James Brandon Lewis has been doing something that many – very accomplished (even great) ones – do not or cannot sustain. Mr Lewis can play and sustain long and breathtaking cadenzas, the kind of which you will have only heard lately, at least, from Sonny Rollins. Radiant Imprints is replete with this. Actually, because Mr Lewis’ only partner on this date is the prodigiously gifted drummer Chad Taylor each of the charts sounds as if it is an interminable one.
Remarkably, though, Mr Lewis is extremely “songful” in his endeavors. Each of his works has a distinct beginning, middle and end, so essential to maintaining the classic form of the song. However, it is what happens after a particular theme or opening statement has been made that things get even more interesting. For instance, not only does Mr Lewis pick the precise moment to begin his mighty improvised excursions, but once he does the ideas seem to flow one after the other; or rather one into the other, making it feel as if an invisible sluice gate was suddenly opened and an ocean of melody gushed out. This is certainly the hallmark of someone – a musician – who has not only found a way to tap into a well-spring of musical ideas, but having done so, he activates it so that the riches spout forth with vortex-like intensity.
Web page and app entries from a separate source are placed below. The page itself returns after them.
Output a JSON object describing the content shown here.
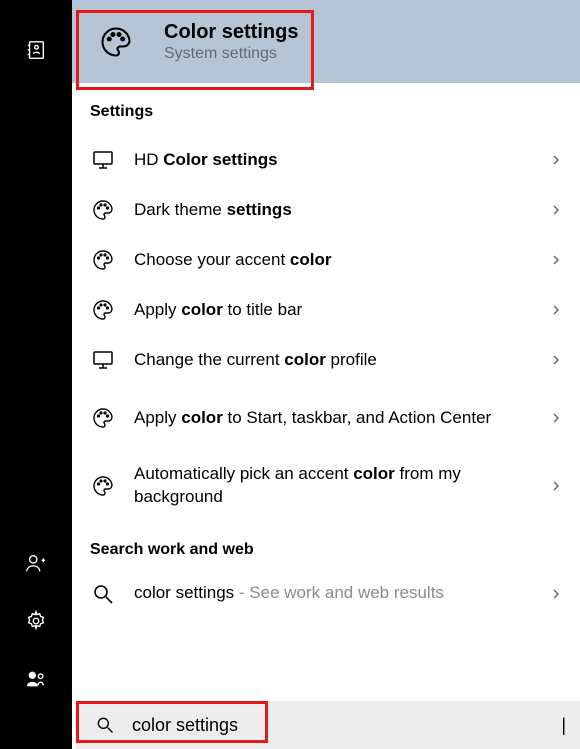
{
  "topResult": {
    "title": "Color settings",
    "sub": "System settings"
  },
  "sections": {
    "settingsHeader": "Settings",
    "webHeader": "Search work and web"
  },
  "results": [
    {
      "icon": "monitor",
      "html": "HD <b>Color settings</b>"
    },
    {
      "icon": "palette",
      "html": "Dark theme <b>settings</b>"
    },
    {
      "icon": "palette",
      "html": "Choose your accent <b>color</b>"
    },
    {
      "icon": "palette",
      "html": "Apply <b>color</b> to title bar"
    },
    {
      "icon": "monitor",
      "html": "Change the current <b>color</b> profile"
    },
    {
      "icon": "palette",
      "html": "Apply <b>color</b> to Start, taskbar, and Action Center"
    },
    {
      "icon": "palette",
      "html": "Automatically pick an accent <b>color</b> from my background"
    }
  ],
  "webResult": {
    "label": "color settings",
    "hint": " - See work and web results"
  },
  "search": {
    "query": "color settings",
    "caret": "|"
  }
}
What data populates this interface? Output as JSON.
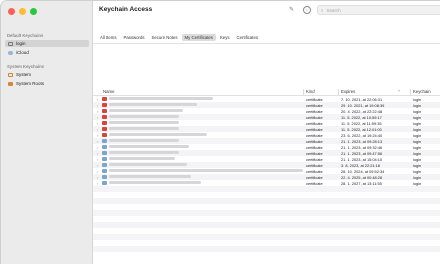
{
  "sidebar": {
    "default_heading": "Default Keychains",
    "system_heading": "System Keychains",
    "default_items": [
      {
        "label": "login",
        "icon": "lock-icon",
        "selected": true
      },
      {
        "label": "iCloud",
        "icon": "cloud-icon",
        "selected": false
      }
    ],
    "system_items": [
      {
        "label": "System",
        "icon": "lock-icon"
      },
      {
        "label": "System Roots",
        "icon": "cabinet-icon"
      }
    ]
  },
  "window": {
    "title": "Keychain Access"
  },
  "search": {
    "placeholder": "Search"
  },
  "tabs": [
    {
      "label": "All Items",
      "active": false
    },
    {
      "label": "Passwords",
      "active": false
    },
    {
      "label": "Secure Notes",
      "active": false
    },
    {
      "label": "My Certificates",
      "active": true
    },
    {
      "label": "Keys",
      "active": false
    },
    {
      "label": "Certificates",
      "active": false
    }
  ],
  "table": {
    "headers": {
      "name": "Name",
      "kind": "Kind",
      "expires": "Expires",
      "keychain": "Keychain",
      "sort_indicator": "^"
    },
    "rows": [
      {
        "kind": "certificate",
        "expires": "7. 10. 2021, at 22:06:31",
        "keychain": "login",
        "icon": "red"
      },
      {
        "kind": "certificate",
        "expires": "29. 10. 2021, at 19:08:39",
        "keychain": "login",
        "icon": "red"
      },
      {
        "kind": "certificate",
        "expires": "20. 4. 2022, at 22:22:48",
        "keychain": "login",
        "icon": "red"
      },
      {
        "kind": "certificate",
        "expires": "11. 5. 2022, at 10:59:17",
        "keychain": "login",
        "icon": "red"
      },
      {
        "kind": "certificate",
        "expires": "11. 5. 2022, at 11:59:35",
        "keychain": "login",
        "icon": "red"
      },
      {
        "kind": "certificate",
        "expires": "11. 5. 2022, at 12:01:00",
        "keychain": "login",
        "icon": "red"
      },
      {
        "kind": "certificate",
        "expires": "23. 6. 2022, at 19:24:40",
        "keychain": "login",
        "icon": "red"
      },
      {
        "kind": "certificate",
        "expires": "21. 1. 2023, at 09:28:13",
        "keychain": "login",
        "icon": "blue"
      },
      {
        "kind": "certificate",
        "expires": "21. 1. 2023, at 09:32:46",
        "keychain": "login",
        "icon": "blue"
      },
      {
        "kind": "certificate",
        "expires": "21. 1. 2023, at 09:47:56",
        "keychain": "login",
        "icon": "blue"
      },
      {
        "kind": "certificate",
        "expires": "21. 1. 2023, at 15:04:10",
        "keychain": "login",
        "icon": "blue"
      },
      {
        "kind": "certificate",
        "expires": "3. 8. 2023, at 22:21:18",
        "keychain": "login",
        "icon": "blue"
      },
      {
        "kind": "certificate",
        "expires": "28. 10. 2024, at 09:52:34",
        "keychain": "login",
        "icon": "blue"
      },
      {
        "kind": "certificate",
        "expires": "22. 4. 2025, at 00:48:28",
        "keychain": "login",
        "icon": "blue"
      },
      {
        "kind": "certificate",
        "expires": "28. 1. 2027, at 13:11:55",
        "keychain": "login",
        "icon": "blue"
      }
    ],
    "empty_rows": 11
  },
  "colors": {
    "close": "#ff5f57",
    "minimize": "#febc2e",
    "zoom": "#28c840",
    "sidebar_bg": "#ebebeb",
    "selected_row": "#d3d3d3"
  }
}
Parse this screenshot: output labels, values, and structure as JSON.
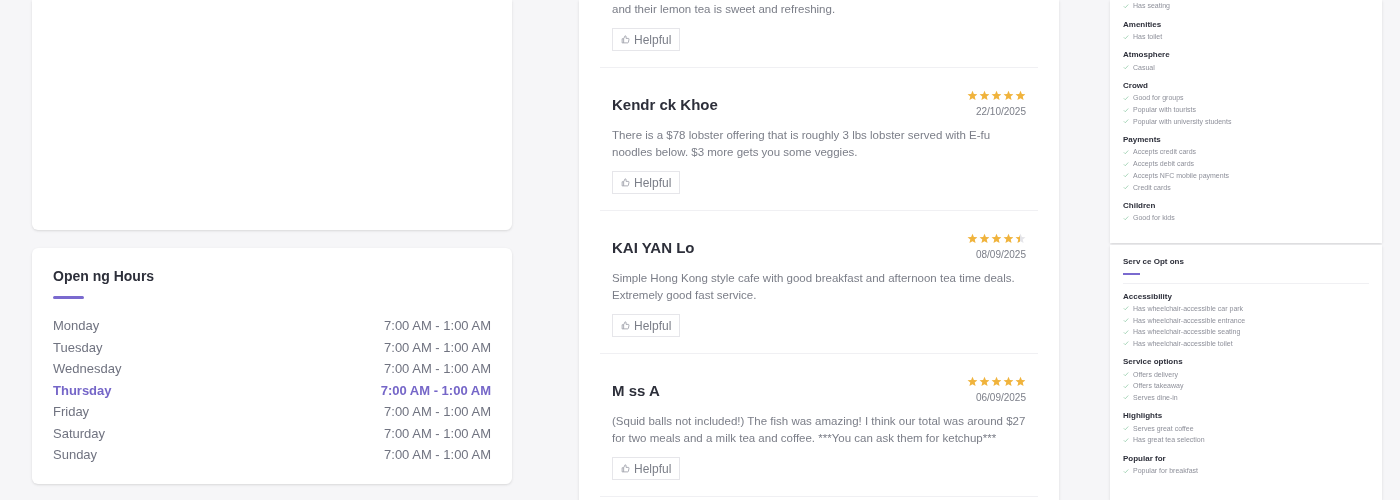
{
  "opening_hours": {
    "title": "Open ng Hours",
    "days": [
      {
        "day": "Monday",
        "hours": "7:00 AM - 1:00 AM",
        "today": false
      },
      {
        "day": "Tuesday",
        "hours": "7:00 AM - 1:00 AM",
        "today": false
      },
      {
        "day": "Wednesday",
        "hours": "7:00 AM - 1:00 AM",
        "today": false
      },
      {
        "day": "Thursday",
        "hours": "7:00 AM - 1:00 AM",
        "today": true
      },
      {
        "day": "Friday",
        "hours": "7:00 AM - 1:00 AM",
        "today": false
      },
      {
        "day": "Saturday",
        "hours": "7:00 AM - 1:00 AM",
        "today": false
      },
      {
        "day": "Sunday",
        "hours": "7:00 AM - 1:00 AM",
        "today": false
      }
    ]
  },
  "reviews": [
    {
      "text": "and their lemon tea is sweet and refreshing.",
      "helpful": "Helpful"
    },
    {
      "author": "Kendr ck Khoe",
      "stars": 5,
      "date": "22/10/2025",
      "text": "There is a $78 lobster offering that is roughly 3 lbs lobster served with E-fu noodles below. $3 more gets you some veggies.",
      "helpful": "Helpful"
    },
    {
      "author": "KAI YAN Lo",
      "stars": 4.5,
      "date": "08/09/2025",
      "text": "Simple Hong Kong style cafe with good breakfast and afternoon tea time deals. Extremely good fast service.",
      "helpful": "Helpful"
    },
    {
      "author": "M ss A",
      "stars": 5,
      "date": "06/09/2025",
      "text": "(Squid balls not included!) The fish was amazing! I think our total was around $27 for two meals and a milk tea and coffee. ***You can ask them for ketchup***",
      "helpful": "Helpful"
    }
  ],
  "about": {
    "groups": [
      {
        "items": [
          "Has seating"
        ]
      },
      {
        "heading": "Amenities",
        "items": [
          "Has toilet"
        ]
      },
      {
        "heading": "Atmosphere",
        "items": [
          "Casual"
        ]
      },
      {
        "heading": "Crowd",
        "items": [
          "Good for groups",
          "Popular with tourists",
          "Popular with university students"
        ]
      },
      {
        "heading": "Payments",
        "items": [
          "Accepts credit cards",
          "Accepts debit cards",
          "Accepts NFC mobile payments",
          "Credit cards"
        ]
      },
      {
        "heading": "Children",
        "items": [
          "Good for kids"
        ]
      }
    ]
  },
  "service_options": {
    "title": "Serv ce Opt ons",
    "groups": [
      {
        "heading": "Accessibility",
        "items": [
          "Has wheelchair-accessible car park",
          "Has wheelchair-accessible entrance",
          "Has wheelchair-accessible seating",
          "Has wheelchair-accessible toilet"
        ]
      },
      {
        "heading": "Service options",
        "items": [
          "Offers delivery",
          "Offers takeaway",
          "Serves dine-in"
        ]
      },
      {
        "heading": "Highlights",
        "items": [
          "Serves great coffee",
          "Has great tea selection"
        ]
      },
      {
        "heading": "Popular for",
        "items": [
          "Popular for breakfast"
        ]
      }
    ]
  }
}
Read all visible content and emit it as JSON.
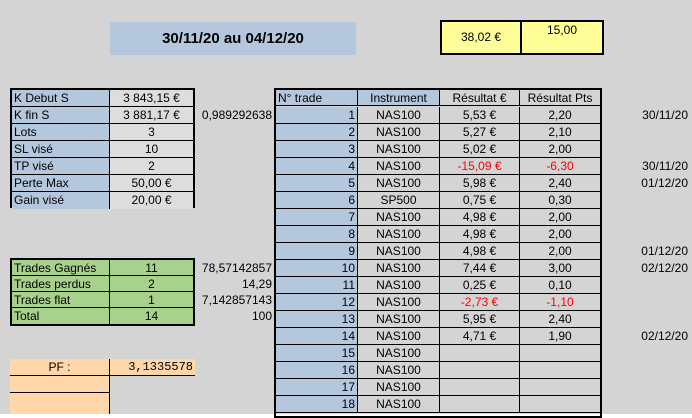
{
  "title": "30/11/20 au 04/12/20",
  "top_boxes": {
    "amount": "38,02 €",
    "points": "15,00"
  },
  "capital": [
    {
      "label": "K Debut S",
      "value": "3 843,15 €"
    },
    {
      "label": "K fin S",
      "value": "3 881,17 €",
      "extra": "0,989292638"
    },
    {
      "label": "Lots",
      "value": "3"
    },
    {
      "label": "SL visé",
      "value": "10"
    },
    {
      "label": "TP visé",
      "value": "2"
    },
    {
      "label": "Perte Max",
      "value": "50,00 €"
    },
    {
      "label": "Gain visé",
      "value": "20,00 €"
    }
  ],
  "stats": [
    {
      "label": "Trades Gagnés",
      "value": "11",
      "extra": "78,57142857"
    },
    {
      "label": "Trades perdus",
      "value": "2",
      "extra": "14,29"
    },
    {
      "label": "Trades flat",
      "value": "1",
      "extra": "7,142857143"
    },
    {
      "label": "Total",
      "value": "14",
      "extra": "100"
    }
  ],
  "pf": {
    "label": "PF :",
    "value": "3,1335578"
  },
  "table": {
    "headers": [
      "N° trade",
      "Instrument",
      "Résultat €",
      "Résultat Pts"
    ],
    "rows": [
      {
        "n": "1",
        "inst": "NAS100",
        "eur": "5,53 €",
        "pts": "2,20",
        "date": "30/11/20",
        "neg": false
      },
      {
        "n": "2",
        "inst": "NAS100",
        "eur": "5,27 €",
        "pts": "2,10",
        "date": "",
        "neg": false
      },
      {
        "n": "3",
        "inst": "NAS100",
        "eur": "5,02 €",
        "pts": "2,00",
        "date": "",
        "neg": false
      },
      {
        "n": "4",
        "inst": "NAS100",
        "eur": "-15,09 €",
        "pts": "-6,30",
        "date": "30/11/20",
        "neg": true
      },
      {
        "n": "5",
        "inst": "NAS100",
        "eur": "5,98 €",
        "pts": "2,40",
        "date": "01/12/20",
        "neg": false
      },
      {
        "n": "6",
        "inst": "SP500",
        "eur": "0,75 €",
        "pts": "0,30",
        "date": "",
        "neg": false
      },
      {
        "n": "7",
        "inst": "NAS100",
        "eur": "4,98 €",
        "pts": "2,00",
        "date": "",
        "neg": false
      },
      {
        "n": "8",
        "inst": "NAS100",
        "eur": "4,98 €",
        "pts": "2,00",
        "date": "",
        "neg": false
      },
      {
        "n": "9",
        "inst": "NAS100",
        "eur": "4,98 €",
        "pts": "2,00",
        "date": "01/12/20",
        "neg": false
      },
      {
        "n": "10",
        "inst": "NAS100",
        "eur": "7,44 €",
        "pts": "3,00",
        "date": "02/12/20",
        "neg": false
      },
      {
        "n": "11",
        "inst": "NAS100",
        "eur": "0,25 €",
        "pts": "0,10",
        "date": "",
        "neg": false
      },
      {
        "n": "12",
        "inst": "NAS100",
        "eur": "-2,73 €",
        "pts": "-1,10",
        "date": "",
        "neg": true
      },
      {
        "n": "13",
        "inst": "NAS100",
        "eur": "5,95 €",
        "pts": "2,40",
        "date": "",
        "neg": false
      },
      {
        "n": "14",
        "inst": "NAS100",
        "eur": "4,71 €",
        "pts": "1,90",
        "date": "02/12/20",
        "neg": false
      },
      {
        "n": "15",
        "inst": "NAS100",
        "eur": "",
        "pts": "",
        "date": "",
        "neg": false
      },
      {
        "n": "16",
        "inst": "NAS100",
        "eur": "",
        "pts": "",
        "date": "",
        "neg": false
      },
      {
        "n": "17",
        "inst": "NAS100",
        "eur": "",
        "pts": "",
        "date": "",
        "neg": false
      },
      {
        "n": "18",
        "inst": "NAS100",
        "eur": "",
        "pts": "",
        "date": "",
        "neg": false
      }
    ]
  }
}
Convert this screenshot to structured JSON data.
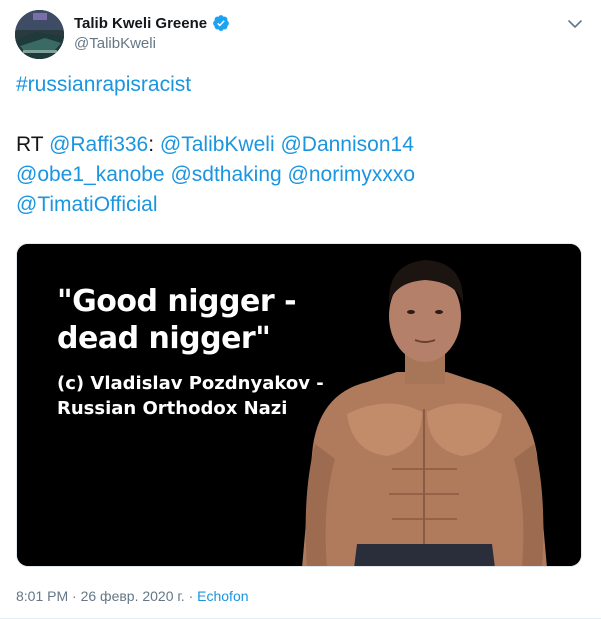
{
  "author": {
    "display_name": "Talib Kweli Greene",
    "handle": "@TalibKweli",
    "verified_icon": "verified-badge-icon",
    "avatar": "profile-avatar"
  },
  "tweet": {
    "hashtag": "#russianrapisracist",
    "rt_prefix": "RT ",
    "rt_source": "@Raffi336",
    "rt_colon": ":",
    "mentions": [
      "@TalibKweli",
      "@Dannison14",
      "@obe1_kanobe",
      "@sdthaking",
      "@norimyxxxo",
      "@TimatiOfficial"
    ]
  },
  "media": {
    "quote_line1": "\"Good nigger -",
    "quote_line2": "dead nigger\"",
    "caption_line1": "(c) Vladislav Pozdnyakov -",
    "caption_line2": "Russian Orthodox Nazi"
  },
  "meta": {
    "time": "8:01 PM",
    "separator": "·",
    "date": "26 февр. 2020 г.",
    "source": "Echofon"
  },
  "colors": {
    "link": "#1b95e0",
    "secondary_text": "#657786",
    "primary_text": "#14171a"
  }
}
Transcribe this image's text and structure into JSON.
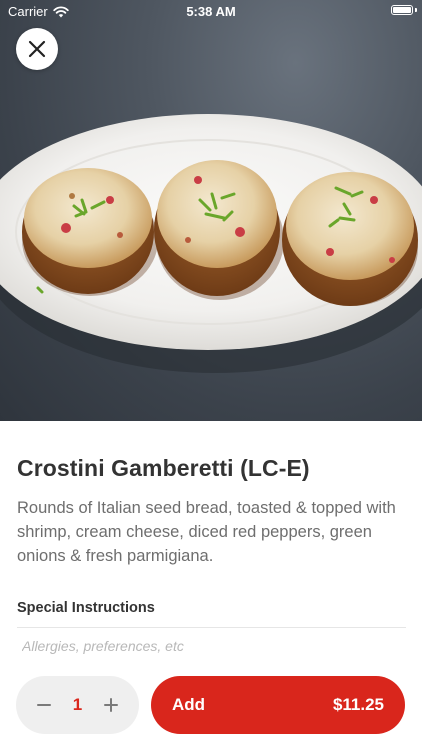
{
  "status_bar": {
    "carrier": "Carrier",
    "time": "5:38 AM",
    "wifi_icon": "wifi-icon",
    "battery_icon": "battery-icon"
  },
  "hero": {
    "description_icon": "crostini-photo"
  },
  "close_button": {
    "icon": "close-icon"
  },
  "item": {
    "title": "Crostini Gamberetti (LC-E)",
    "description": "Rounds of Italian seed bread, toasted & topped with shrimp, cream cheese, diced red peppers, green onions & fresh parmigiana."
  },
  "special_instructions": {
    "label": "Special Instructions",
    "placeholder": "Allergies, preferences, etc",
    "value": ""
  },
  "order": {
    "quantity": "1",
    "decrement_icon": "minus-icon",
    "increment_icon": "plus-icon",
    "add_label": "Add",
    "price": "$11.25"
  },
  "colors": {
    "accent": "#d9261c",
    "stepper_bg": "#efefef",
    "title_text": "#333333",
    "body_text": "#6e6e6e",
    "placeholder_text": "#b8b8b8"
  }
}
Mr Lewis has found a willing and eminently able musical in Chad Taylor. The drummer always seems to have it in him not only to create a groove, but also keep it loose so that should ideas require subtle shifts in tempi and even harmonics, Mr Taylor is able to be there in a flash, ready to drive harmony and rhythm in a fresh direction. On the beautiful and sonically dark “With Sorrow Lonnie”, both Mr Lewis and Mr Taylor use John Coltrane’s “Lonnie’s Lament” as a leaping-off point to soar into places you might never have thought possible after ‘Trane had, in fact, written the perfect eulogy. But Mr Lewis and Mr Taylor are able to surprise you. Mr. Taylor also shows here that he is also a fine percussion colourist as he uses the radiant spring-like notes on the mbira to shine a light on what is essentially a rather gloomy piece.
The tenor saxophonist and drummer spring the opposite door to perception on “Radiance”, where, inspired by and quoting Mr Coltrane once again they now turn their tonal and textural palettes to bring a gleam to the music. An air of mystery is also prevalent throughout the recording. Song titles add to this with their own cryptic rhythms conjured up by the names themselves. And then there is the fact that you never know where the music will go. Still a considerable degree of balance and integration of melody, harmony and rhythm, of composition and improvisation, of exploration, individuality and tradition is impressively maintained throughout.
Track list – 1: Twenty Four; 2: Loved One; 3: With Sorrow Lonnie; 4: Imprints; 5: First Born; 6: Radiance; 7: Improve I
Personnel – James Brandon Lewis: tenor saxophone; Chad Taylor: drums, mbira (3, 5)
Released – 2018
Label – Off Record Label (OCD038)
Runtime – 40:57
More about James Brandon Lewis and Radiant Imprints is available at www.jblewis.com